PROBLEM TO SOLVE -> Take every line from the records below that includes the word "name".

DATA UNDER STUDY ->
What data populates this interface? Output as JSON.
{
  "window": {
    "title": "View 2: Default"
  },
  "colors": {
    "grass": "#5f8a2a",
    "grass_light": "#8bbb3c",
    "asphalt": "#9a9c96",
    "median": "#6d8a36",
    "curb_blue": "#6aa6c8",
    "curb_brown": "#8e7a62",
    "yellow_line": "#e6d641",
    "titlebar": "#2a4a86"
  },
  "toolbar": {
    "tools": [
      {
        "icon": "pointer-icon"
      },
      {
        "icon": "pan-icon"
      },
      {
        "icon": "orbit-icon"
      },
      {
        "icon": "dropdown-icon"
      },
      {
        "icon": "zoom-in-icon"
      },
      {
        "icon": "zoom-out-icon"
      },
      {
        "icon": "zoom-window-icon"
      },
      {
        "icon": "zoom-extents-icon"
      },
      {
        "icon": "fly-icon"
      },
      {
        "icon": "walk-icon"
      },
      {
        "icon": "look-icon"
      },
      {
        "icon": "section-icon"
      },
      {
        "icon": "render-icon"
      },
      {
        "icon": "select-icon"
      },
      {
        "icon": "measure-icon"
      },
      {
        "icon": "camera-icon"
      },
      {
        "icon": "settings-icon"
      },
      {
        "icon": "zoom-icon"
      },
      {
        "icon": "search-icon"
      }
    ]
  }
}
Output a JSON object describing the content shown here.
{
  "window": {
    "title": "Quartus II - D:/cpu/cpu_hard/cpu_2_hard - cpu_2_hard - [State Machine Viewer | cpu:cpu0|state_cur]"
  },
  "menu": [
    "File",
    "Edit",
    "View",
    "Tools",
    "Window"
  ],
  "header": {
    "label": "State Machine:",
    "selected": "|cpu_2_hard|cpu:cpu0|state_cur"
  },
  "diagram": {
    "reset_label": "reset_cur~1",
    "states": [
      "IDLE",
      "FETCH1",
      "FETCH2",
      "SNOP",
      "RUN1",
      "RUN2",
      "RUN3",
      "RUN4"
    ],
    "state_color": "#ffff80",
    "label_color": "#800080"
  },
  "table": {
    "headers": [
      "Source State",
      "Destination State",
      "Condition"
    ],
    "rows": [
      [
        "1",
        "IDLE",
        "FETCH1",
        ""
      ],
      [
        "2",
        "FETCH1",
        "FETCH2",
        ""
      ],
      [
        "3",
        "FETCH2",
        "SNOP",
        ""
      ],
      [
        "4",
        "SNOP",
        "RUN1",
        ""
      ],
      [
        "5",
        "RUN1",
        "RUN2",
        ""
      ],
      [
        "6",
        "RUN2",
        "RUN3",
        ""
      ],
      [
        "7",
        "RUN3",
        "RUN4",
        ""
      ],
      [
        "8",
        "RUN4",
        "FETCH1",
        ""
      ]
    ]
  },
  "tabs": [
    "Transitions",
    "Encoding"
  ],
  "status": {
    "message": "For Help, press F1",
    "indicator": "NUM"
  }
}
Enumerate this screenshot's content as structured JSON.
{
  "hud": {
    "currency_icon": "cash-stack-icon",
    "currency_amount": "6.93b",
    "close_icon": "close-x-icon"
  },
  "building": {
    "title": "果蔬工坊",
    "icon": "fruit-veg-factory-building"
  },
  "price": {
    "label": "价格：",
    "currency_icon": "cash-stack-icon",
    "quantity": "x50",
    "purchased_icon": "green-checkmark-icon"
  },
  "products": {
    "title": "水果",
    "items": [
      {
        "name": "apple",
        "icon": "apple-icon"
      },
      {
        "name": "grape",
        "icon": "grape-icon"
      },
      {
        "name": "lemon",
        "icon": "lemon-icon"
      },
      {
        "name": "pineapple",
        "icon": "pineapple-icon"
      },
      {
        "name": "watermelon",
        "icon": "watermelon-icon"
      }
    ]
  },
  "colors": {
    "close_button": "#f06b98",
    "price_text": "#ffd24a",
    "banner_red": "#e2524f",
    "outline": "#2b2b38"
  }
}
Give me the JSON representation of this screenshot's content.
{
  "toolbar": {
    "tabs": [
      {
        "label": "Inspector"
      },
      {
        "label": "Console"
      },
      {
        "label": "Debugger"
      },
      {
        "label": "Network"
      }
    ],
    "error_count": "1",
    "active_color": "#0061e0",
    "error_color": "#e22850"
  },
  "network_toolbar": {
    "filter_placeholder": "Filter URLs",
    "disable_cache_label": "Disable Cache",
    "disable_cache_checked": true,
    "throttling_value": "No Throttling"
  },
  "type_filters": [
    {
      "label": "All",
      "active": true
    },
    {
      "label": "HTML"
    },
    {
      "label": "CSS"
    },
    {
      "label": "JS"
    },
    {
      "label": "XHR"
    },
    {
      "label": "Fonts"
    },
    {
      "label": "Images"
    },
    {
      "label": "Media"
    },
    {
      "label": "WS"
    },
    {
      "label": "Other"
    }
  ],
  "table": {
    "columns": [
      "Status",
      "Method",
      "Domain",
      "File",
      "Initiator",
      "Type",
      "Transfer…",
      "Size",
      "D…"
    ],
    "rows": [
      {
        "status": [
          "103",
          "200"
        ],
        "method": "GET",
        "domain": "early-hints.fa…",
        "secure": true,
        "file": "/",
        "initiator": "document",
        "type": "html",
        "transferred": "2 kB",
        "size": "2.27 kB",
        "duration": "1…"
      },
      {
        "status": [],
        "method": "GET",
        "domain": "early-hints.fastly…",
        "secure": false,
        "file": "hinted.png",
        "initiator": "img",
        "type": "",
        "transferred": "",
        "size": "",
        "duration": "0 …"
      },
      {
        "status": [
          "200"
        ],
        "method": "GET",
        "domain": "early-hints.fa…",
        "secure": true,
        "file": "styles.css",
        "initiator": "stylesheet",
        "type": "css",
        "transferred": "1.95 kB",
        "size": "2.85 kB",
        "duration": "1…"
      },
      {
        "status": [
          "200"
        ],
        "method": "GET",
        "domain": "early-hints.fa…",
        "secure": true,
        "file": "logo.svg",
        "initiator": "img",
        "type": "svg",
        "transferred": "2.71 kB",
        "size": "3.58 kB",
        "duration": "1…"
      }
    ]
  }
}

COMPLETED TASK ->
        "name": "apple",
        "name": "grape",
        "name": "lemon",
        "name": "pineapple",
        "name": "watermelon",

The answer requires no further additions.